Study material
##########

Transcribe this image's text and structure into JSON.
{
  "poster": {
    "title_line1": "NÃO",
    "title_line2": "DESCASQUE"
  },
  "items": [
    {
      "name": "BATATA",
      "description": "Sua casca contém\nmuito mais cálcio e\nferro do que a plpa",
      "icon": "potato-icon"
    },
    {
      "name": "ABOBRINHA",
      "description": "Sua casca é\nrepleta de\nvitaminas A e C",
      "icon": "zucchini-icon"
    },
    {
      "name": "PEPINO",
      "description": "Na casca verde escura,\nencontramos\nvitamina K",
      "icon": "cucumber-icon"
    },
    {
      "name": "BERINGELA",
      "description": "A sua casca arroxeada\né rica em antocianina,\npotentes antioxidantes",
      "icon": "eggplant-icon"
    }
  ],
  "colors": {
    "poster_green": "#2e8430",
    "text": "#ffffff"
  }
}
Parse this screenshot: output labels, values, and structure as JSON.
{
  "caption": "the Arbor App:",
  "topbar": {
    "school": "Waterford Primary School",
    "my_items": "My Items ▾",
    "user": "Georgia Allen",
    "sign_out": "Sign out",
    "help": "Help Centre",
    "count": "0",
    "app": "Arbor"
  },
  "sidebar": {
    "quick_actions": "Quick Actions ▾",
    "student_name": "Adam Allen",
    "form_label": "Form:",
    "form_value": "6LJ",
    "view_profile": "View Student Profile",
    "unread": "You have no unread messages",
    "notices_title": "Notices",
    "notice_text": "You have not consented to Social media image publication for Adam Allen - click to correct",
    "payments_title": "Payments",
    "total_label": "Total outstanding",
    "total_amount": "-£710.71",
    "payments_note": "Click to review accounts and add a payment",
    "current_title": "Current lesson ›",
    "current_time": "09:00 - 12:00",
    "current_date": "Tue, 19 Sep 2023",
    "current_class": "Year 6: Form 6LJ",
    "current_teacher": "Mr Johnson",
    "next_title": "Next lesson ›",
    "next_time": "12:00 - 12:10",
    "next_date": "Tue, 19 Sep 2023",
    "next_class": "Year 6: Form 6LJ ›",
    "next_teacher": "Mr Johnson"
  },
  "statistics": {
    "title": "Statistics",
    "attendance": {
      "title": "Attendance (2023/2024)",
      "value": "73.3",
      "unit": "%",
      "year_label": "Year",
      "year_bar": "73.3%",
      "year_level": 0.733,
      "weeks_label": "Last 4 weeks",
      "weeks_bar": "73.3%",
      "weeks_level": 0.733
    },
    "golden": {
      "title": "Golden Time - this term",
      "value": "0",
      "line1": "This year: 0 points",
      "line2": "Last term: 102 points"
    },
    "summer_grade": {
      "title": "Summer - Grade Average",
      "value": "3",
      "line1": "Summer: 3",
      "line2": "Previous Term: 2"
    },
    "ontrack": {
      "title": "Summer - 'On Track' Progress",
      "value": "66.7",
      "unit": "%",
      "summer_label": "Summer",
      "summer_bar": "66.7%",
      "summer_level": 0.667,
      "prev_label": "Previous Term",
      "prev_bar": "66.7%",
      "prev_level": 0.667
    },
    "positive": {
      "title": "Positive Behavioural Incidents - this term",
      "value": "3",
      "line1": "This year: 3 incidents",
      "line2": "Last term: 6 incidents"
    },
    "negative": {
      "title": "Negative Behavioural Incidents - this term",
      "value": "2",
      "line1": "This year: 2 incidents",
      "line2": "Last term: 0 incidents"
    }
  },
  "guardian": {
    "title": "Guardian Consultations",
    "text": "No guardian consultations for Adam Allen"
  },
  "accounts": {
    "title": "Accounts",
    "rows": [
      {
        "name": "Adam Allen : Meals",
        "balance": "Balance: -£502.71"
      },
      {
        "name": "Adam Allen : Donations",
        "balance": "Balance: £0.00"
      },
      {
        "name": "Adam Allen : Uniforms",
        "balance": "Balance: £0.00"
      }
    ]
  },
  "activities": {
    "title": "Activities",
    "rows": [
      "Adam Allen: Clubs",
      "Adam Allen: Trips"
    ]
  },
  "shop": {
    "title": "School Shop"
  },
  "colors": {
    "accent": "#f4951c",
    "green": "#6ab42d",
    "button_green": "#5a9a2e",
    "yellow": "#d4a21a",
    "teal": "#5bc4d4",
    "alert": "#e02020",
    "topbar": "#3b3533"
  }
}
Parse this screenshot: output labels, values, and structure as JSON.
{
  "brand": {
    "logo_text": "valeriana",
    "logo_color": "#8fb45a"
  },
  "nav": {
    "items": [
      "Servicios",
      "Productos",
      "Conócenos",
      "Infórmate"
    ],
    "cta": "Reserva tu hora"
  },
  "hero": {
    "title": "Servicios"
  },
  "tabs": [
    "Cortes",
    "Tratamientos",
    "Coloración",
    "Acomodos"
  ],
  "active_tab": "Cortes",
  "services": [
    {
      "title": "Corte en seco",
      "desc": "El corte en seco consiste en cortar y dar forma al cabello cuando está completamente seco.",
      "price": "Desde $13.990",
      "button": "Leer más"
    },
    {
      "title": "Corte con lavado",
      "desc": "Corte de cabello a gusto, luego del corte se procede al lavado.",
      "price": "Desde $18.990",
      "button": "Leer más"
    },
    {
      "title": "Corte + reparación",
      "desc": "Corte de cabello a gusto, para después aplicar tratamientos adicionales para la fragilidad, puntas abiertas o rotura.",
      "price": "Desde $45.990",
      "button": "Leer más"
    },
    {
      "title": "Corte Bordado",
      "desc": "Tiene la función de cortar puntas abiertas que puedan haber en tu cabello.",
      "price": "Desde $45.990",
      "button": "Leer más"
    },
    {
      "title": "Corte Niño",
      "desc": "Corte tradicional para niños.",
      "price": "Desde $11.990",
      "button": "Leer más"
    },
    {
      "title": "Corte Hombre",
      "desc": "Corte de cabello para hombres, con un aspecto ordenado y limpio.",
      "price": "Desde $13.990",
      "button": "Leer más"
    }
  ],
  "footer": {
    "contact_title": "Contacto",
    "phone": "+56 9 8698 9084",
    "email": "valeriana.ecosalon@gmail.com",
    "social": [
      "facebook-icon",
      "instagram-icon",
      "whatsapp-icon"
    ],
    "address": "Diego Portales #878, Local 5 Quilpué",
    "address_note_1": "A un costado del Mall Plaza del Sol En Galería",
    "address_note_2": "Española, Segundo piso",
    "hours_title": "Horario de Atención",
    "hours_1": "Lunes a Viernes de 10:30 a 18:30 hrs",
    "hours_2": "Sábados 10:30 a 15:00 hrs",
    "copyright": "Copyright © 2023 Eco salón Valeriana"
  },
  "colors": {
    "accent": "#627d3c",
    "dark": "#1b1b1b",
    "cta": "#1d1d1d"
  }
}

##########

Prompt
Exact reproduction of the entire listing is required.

Answer box
Transcribe this image's text and structure into JSON.
{
  "poster": {
    "title_line1": "NÃO",
    "title_line2": "DESCASQUE"
  },
  "items": [
    {
      "name": "BATATA",
      "description": "Sua casca contém\nmuito mais cálcio e\nferro do que a plpa",
      "icon": "potato-icon"
    },
    {
      "name": "ABOBRINHA",
      "description": "Sua casca é\nrepleta de\nvitaminas A e C",
      "icon": "zucchini-icon"
    },
    {
      "name": "PEPINO",
      "description": "Na casca verde escura,\nencontramos\nvitamina K",
      "icon": "cucumber-icon"
    },
    {
      "name": "BERINGELA",
      "description": "A sua casca arroxeada\né rica em antocianina,\npotentes antioxidantes",
      "icon": "eggplant-icon"
    }
  ],
  "colors": {
    "poster_green": "#2e8430",
    "text": "#ffffff"
  }
}
Parse this screenshot: output labels, values, and structure as JSON.
{
  "caption": "the Arbor App:",
  "topbar": {
    "school": "Waterford Primary School",
    "my_items": "My Items ▾",
    "user": "Georgia Allen",
    "sign_out": "Sign out",
    "help": "Help Centre",
    "count": "0",
    "app": "Arbor"
  },
  "sidebar": {
    "quick_actions": "Quick Actions ▾",
    "student_name": "Adam Allen",
    "form_label": "Form:",
    "form_value": "6LJ",
    "view_profile": "View Student Profile",
    "unread": "You have no unread messages",
    "notices_title": "Notices",
    "notice_text": "You have not consented to Social media image publication for Adam Allen - click to correct",
    "payments_title": "Payments",
    "total_label": "Total outstanding",
    "total_amount": "-£710.71",
    "payments_note": "Click to review accounts and add a payment",
    "current_title": "Current lesson ›",
    "current_time": "09:00 - 12:00",
    "current_date": "Tue, 19 Sep 2023",
    "current_class": "Year 6: Form 6LJ",
    "current_teacher": "Mr Johnson",
    "next_title": "Next lesson ›",
    "next_time": "12:00 - 12:10",
    "next_date": "Tue, 19 Sep 2023",
    "next_class": "Year 6: Form 6LJ ›",
    "next_teacher": "Mr Johnson"
  },
  "statistics": {
    "title": "Statistics",
    "attendance": {
      "title": "Attendance (2023/2024)",
      "value": "73.3",
      "unit": "%",
      "year_label": "Year",
      "year_bar": "73.3%",
      "year_level": 0.733,
      "weeks_label": "Last 4 weeks",
      "weeks_bar": "73.3%",
      "weeks_level": 0.733
    },
    "golden": {
      "title": "Golden Time - this term",
      "value": "0",
      "line1": "This year: 0 points",
      "line2": "Last term: 102 points"
    },
    "summer_grade": {
      "title": "Summer - Grade Average",
      "value": "3",
      "line1": "Summer: 3",
      "line2": "Previous Term: 2"
    },
    "ontrack": {
      "title": "Summer - 'On Track' Progress",
      "value": "66.7",
      "unit": "%",
      "summer_label": "Summer",
      "summer_bar": "66.7%",
      "summer_level": 0.667,
      "prev_label": "Previous Term",
      "prev_bar": "66.7%",
      "prev_level": 0.667
    },
    "positive": {
      "title": "Positive Behavioural Incidents - this term",
      "value": "3",
      "line1": "This year: 3 incidents",
      "line2": "Last term: 6 incidents"
    },
    "negative": {
      "title": "Negative Behavioural Incidents - this term",
      "value": "2",
      "line1": "This year: 2 incidents",
      "line2": "Last term: 0 incidents"
    }
  },
  "guardian": {
    "title": "Guardian Consultations",
    "text": "No guardian consultations for Adam Allen"
  },
  "accounts": {
    "title": "Accounts",
    "rows": [
      {
        "name": "Adam Allen : Meals",
        "balance": "Balance: -£502.71"
      },
      {
        "name": "Adam Allen : Donations",
        "balance": "Balance: £0.00"
      },
      {
        "name": "Adam Allen : Uniforms",
        "balance": "Balance: £0.00"
      }
    ]
  },
  "activities": {
    "title": "Activities",
    "rows": [
      "Adam Allen: Clubs",
      "Adam Allen: Trips"
    ]
  },
  "shop": {
    "title": "School Shop"
  },
  "colors": {
    "accent": "#f4951c",
    "green": "#6ab42d",
    "button_green": "#5a9a2e",
    "yellow": "#d4a21a",
    "teal": "#5bc4d4",
    "alert": "#e02020",
    "topbar": "#3b3533"
  }
}
Parse this screenshot: output labels, values, and structure as JSON.
{
  "brand": {
    "logo_text": "valeriana",
    "logo_color": "#8fb45a"
  },
  "nav": {
    "items": [
      "Servicios",
      "Productos",
      "Conócenos",
      "Infórmate"
    ],
    "cta": "Reserva tu hora"
  },
  "hero": {
    "title": "Servicios"
  },
  "tabs": [
    "Cortes",
    "Tratamientos",
    "Coloración",
    "Acomodos"
  ],
  "active_tab": "Cortes",
  "services": [
    {
      "title": "Corte en seco",
      "desc": "El corte en seco consiste en cortar y dar forma al cabello cuando está completamente seco.",
      "price": "Desde $13.990",
      "button": "Leer más"
    },
    {
      "title": "Corte con lavado",
      "desc": "Corte de cabello a gusto, luego del corte se procede al lavado.",
      "price": "Desde $18.990",
      "button": "Leer más"
    },
    {
      "title": "Corte + reparación",
      "desc": "Corte de cabello a gusto, para después aplicar tratamientos adicionales para la fragilidad, puntas abiertas o rotura.",
      "price": "Desde $45.990",
      "button": "Leer más"
    },
    {
      "title": "Corte Bordado",
      "desc": "Tiene la función de cortar puntas abiertas que puedan haber en tu cabello.",
      "price": "Desde $45.990",
      "button": "Leer más"
    },
    {
      "title": "Corte Niño",
      "desc": "Corte tradicional para niños.",
      "price": "Desde $11.990",
      "button": "Leer más"
    },
    {
      "title": "Corte Hombre",
      "desc": "Corte de cabello para hombres, con un aspecto ordenado y limpio.",
      "price": "Desde $13.990",
      "button": "Leer más"
    }
  ],
  "footer": {
    "contact_title": "Contacto",
    "phone": "+56 9 8698 9084",
    "email": "valeriana.ecosalon@gmail.com",
    "social": [
      "facebook-icon",
      "instagram-icon",
      "whatsapp-icon"
    ],
    "address": "Diego Portales #878, Local 5 Quilpué",
    "address_note_1": "A un costado del Mall Plaza del Sol En Galería",
    "address_note_2": "Española, Segundo piso",
    "hours_title": "Horario de Atención",
    "hours_1": "Lunes a Viernes de 10:30 a 18:30 hrs",
    "hours_2": "Sábados 10:30 a 15:00 hrs",
    "copyright": "Copyright © 2023 Eco salón Valeriana"
  },
  "colors": {
    "accent": "#627d3c",
    "dark": "#1b1b1b",
    "cta": "#1d1d1d"
  }
}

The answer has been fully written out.